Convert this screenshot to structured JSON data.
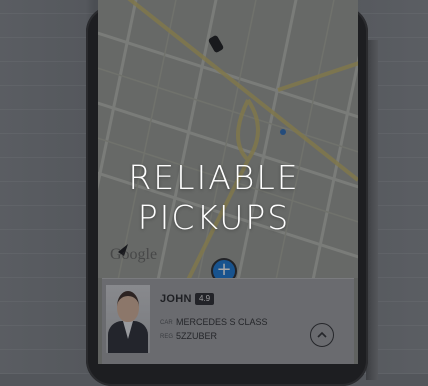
{
  "hero": {
    "line1": "RELIABLE",
    "line2": "PICKUPS"
  },
  "map": {
    "watermark": "Google",
    "add_button_glyph": "+"
  },
  "driver": {
    "name": "JOHN",
    "rating": "4.9",
    "car_label": "CAR",
    "car": "MERCEDES S CLASS",
    "plate_label": "REG",
    "plate": "5ZZUBER"
  },
  "icons": {
    "vehicle": "car-icon",
    "location": "location-arrow-icon",
    "add": "plus-icon",
    "expand": "chevron-up-icon"
  },
  "colors": {
    "accent": "#1a7ad6",
    "text_overlay": "#ffffff"
  }
}
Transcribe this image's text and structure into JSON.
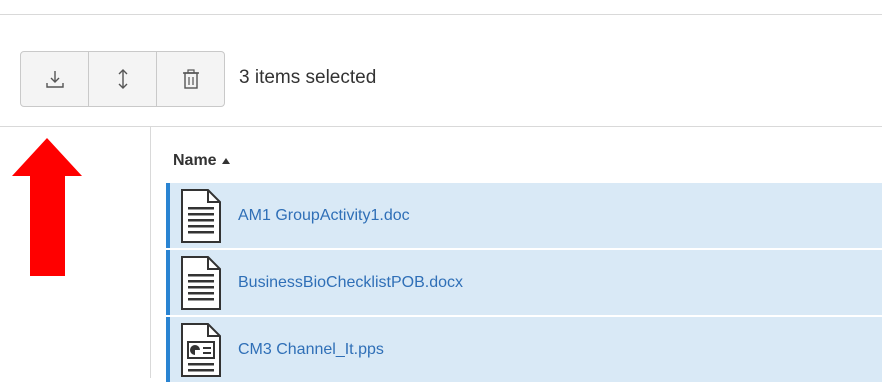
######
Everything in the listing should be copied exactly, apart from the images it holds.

**Expected answer:**
Convert this screenshot to structured JSON data.
{
  "hero": {
    "line1": "RELIABLE",
    "line2": "PICKUPS"
  },
  "map": {
    "watermark": "Google",
    "add_button_glyph": "+"
  },
  "driver": {
    "name": "JOHN",
    "rating": "4.9",
    "car_label": "CAR",
    "car": "MERCEDES S CLASS",
    "plate_label": "REG",
    "plate": "5ZZUBER"
  },
  "icons": {
    "vehicle": "car-icon",
    "location": "location-arrow-icon",
    "add": "plus-icon",
    "expand": "chevron-up-icon"
  },
  "colors": {
    "accent": "#1a7ad6",
    "text_overlay": "#ffffff"
  }
}
Transcribe this image's text and structure into JSON.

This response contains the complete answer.